|Author(s)||Ivrideli et al:|
|Editor||Europe of Many Cultures, Alastair Ross Ed.|

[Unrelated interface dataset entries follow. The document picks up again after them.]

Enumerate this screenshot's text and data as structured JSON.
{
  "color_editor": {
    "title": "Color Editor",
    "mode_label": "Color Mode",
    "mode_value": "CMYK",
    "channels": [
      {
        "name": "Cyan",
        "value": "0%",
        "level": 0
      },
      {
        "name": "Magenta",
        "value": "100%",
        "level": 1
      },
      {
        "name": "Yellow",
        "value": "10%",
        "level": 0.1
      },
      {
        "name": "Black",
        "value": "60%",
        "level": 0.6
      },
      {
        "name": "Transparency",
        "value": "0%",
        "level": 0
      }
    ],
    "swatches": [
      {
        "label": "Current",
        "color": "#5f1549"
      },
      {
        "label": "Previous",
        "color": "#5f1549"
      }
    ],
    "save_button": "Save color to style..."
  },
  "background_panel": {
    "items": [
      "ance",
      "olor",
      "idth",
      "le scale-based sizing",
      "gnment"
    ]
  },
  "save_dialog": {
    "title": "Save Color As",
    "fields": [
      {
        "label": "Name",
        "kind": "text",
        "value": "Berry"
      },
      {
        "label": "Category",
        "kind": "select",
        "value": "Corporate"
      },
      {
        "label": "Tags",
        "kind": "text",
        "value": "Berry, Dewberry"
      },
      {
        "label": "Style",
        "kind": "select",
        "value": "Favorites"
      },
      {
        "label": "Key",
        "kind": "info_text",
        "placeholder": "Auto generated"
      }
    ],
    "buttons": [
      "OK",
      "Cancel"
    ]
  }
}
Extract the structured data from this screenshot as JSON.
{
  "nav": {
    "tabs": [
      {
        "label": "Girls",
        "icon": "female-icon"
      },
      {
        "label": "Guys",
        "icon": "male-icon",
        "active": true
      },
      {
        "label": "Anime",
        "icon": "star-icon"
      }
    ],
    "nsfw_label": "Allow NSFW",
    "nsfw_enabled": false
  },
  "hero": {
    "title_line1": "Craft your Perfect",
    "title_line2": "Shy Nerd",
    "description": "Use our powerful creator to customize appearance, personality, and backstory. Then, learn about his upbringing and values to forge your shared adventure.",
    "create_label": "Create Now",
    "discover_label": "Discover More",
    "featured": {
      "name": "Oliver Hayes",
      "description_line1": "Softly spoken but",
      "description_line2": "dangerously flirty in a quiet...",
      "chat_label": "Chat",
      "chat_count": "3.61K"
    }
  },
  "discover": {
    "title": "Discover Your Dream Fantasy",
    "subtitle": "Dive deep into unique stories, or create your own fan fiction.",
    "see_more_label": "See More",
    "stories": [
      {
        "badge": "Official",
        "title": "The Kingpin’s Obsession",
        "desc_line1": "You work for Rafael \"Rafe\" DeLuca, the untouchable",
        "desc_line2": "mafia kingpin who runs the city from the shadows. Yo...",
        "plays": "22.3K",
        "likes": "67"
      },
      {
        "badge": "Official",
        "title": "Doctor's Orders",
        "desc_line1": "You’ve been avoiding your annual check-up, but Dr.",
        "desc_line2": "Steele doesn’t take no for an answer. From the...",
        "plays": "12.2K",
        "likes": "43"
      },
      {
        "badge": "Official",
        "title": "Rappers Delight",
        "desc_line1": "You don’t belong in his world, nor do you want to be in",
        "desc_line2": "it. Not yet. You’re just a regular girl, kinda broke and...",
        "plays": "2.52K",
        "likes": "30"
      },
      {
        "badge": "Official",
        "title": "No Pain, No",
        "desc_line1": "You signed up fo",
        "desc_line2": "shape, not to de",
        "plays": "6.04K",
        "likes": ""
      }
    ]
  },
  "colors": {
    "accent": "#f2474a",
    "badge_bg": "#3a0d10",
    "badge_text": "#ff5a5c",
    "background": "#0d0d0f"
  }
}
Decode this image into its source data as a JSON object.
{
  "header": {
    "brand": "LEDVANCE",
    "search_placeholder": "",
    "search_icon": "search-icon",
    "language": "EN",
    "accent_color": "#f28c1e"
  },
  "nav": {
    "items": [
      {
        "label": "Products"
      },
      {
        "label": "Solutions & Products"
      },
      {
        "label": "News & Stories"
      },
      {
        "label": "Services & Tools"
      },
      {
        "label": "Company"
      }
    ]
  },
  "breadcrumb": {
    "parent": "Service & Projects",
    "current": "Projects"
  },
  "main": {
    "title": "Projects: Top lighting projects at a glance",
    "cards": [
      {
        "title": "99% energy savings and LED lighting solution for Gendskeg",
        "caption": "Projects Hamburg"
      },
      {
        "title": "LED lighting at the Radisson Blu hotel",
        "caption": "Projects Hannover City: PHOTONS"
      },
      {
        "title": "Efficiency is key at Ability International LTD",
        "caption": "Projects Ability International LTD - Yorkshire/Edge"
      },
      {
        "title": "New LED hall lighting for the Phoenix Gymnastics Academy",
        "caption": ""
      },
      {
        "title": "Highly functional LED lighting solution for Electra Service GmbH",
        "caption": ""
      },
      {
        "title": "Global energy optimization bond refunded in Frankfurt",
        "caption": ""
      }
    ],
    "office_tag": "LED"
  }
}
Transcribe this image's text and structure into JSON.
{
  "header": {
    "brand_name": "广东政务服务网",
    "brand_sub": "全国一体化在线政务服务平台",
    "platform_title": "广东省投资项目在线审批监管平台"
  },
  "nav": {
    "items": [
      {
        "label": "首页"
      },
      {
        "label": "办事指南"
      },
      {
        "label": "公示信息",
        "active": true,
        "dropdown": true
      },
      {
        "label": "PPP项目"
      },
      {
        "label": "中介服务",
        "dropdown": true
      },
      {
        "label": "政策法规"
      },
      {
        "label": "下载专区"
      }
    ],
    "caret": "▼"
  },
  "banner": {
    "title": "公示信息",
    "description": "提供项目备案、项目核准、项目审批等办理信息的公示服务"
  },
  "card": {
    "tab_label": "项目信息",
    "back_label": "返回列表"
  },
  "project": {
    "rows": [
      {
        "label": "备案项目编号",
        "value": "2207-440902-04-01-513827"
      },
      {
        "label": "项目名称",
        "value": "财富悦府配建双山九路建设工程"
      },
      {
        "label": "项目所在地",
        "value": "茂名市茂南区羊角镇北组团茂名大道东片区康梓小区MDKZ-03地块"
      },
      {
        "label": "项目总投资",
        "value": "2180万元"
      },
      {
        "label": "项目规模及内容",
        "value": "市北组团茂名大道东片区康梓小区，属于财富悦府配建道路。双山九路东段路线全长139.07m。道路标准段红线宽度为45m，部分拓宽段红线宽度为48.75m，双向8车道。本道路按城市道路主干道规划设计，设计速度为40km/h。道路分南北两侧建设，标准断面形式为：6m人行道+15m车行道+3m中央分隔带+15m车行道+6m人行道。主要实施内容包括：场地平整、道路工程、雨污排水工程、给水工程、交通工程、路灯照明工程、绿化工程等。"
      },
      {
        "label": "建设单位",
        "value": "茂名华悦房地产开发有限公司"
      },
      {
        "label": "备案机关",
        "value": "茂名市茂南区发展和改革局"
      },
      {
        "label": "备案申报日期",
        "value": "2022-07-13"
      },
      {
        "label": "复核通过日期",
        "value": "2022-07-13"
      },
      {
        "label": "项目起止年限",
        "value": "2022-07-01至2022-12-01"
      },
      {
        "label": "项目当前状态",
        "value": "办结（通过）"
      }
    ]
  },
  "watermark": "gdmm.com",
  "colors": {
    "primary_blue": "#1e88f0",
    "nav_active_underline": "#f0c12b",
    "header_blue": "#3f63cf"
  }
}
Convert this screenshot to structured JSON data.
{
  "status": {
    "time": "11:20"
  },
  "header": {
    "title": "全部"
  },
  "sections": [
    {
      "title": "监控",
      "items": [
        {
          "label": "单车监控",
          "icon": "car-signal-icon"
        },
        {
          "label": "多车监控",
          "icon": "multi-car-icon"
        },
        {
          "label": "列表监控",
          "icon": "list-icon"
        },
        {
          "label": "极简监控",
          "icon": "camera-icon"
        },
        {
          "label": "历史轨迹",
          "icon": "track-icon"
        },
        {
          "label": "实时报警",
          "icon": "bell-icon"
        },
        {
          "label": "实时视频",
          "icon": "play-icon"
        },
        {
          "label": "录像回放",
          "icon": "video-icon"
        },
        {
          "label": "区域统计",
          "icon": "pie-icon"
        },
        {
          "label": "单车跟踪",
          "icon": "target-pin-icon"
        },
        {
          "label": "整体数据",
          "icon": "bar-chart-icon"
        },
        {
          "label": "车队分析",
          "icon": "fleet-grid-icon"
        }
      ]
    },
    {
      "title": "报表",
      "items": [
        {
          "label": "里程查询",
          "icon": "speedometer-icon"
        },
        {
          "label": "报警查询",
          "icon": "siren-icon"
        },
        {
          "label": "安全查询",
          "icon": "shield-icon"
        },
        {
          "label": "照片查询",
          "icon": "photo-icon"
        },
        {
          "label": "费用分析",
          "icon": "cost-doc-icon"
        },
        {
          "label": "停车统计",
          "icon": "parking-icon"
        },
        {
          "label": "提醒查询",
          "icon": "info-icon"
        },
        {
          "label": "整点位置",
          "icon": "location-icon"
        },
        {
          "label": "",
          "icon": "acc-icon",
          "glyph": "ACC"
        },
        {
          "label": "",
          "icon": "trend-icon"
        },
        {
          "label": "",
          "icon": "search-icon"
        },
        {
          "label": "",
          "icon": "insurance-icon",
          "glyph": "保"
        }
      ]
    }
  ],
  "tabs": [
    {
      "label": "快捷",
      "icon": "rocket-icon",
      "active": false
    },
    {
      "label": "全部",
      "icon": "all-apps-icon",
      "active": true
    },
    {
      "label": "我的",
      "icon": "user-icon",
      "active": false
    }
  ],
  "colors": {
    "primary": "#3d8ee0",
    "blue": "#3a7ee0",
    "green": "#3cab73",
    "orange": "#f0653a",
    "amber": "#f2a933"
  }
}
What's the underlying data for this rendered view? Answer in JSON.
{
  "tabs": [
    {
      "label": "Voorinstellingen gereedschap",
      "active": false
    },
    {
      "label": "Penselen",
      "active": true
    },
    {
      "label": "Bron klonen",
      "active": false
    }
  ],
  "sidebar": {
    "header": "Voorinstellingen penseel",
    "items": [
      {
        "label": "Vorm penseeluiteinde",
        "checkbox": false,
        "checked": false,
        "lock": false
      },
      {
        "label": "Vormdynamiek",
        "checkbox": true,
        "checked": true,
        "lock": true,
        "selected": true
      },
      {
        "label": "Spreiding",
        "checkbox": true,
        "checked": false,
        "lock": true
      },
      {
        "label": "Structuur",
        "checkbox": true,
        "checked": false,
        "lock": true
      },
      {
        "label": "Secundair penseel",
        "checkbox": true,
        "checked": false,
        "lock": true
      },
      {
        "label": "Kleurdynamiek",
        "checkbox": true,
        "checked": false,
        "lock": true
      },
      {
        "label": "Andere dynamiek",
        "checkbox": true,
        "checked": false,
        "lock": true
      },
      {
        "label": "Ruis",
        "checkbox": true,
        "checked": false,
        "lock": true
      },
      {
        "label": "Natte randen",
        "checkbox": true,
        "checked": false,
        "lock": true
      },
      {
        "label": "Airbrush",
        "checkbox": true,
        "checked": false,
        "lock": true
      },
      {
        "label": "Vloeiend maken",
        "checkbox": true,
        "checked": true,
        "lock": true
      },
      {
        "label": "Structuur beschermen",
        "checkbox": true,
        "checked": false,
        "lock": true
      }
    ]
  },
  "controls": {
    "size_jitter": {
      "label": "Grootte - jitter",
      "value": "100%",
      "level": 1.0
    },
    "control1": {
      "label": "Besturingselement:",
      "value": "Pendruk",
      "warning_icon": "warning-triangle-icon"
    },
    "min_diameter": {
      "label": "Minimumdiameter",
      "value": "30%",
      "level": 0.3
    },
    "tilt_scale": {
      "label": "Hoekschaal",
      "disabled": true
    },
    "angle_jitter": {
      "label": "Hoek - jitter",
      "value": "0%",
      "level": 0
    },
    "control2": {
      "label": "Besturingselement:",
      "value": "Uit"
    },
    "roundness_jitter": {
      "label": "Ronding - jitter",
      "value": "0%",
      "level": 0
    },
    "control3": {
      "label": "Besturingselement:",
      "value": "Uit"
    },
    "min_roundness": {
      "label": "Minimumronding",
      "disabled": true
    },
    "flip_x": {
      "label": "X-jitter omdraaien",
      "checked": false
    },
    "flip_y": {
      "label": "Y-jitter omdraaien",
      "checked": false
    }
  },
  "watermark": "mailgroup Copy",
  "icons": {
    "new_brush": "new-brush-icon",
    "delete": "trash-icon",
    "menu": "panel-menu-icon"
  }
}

The knowledge selected for schools by a country and formally distributed to students through the curriculum and textbooks has been a key factor for the maintenance of specific 'national' characteristics. Systematic analyses of textbooks (mostly social studies) reveal that statements and patriotic accounts of a country's history are often emphasised, leading students to believe that their country is superior; national loyalty is promoted, while little time is devoted to analysing the role of the nation as a member of the world community (Patric & Hoge 1991, Ivrideli 1998 & 2002). This emphasis on national development in textbooks is common in many countries and may present a considerable obstacle to acknowledging the diversity of cultures and for attaining a European and global awareness, although some authors support the view that textbooks in Europe should reflect each country's national interest (Szabolsci 1992, Ivrideli 2002) and that the curricular systems are responsible for the reproduction of ethnocentricity and Eurocentricity in Europe (Coulby 1997, Ivrideli 2002).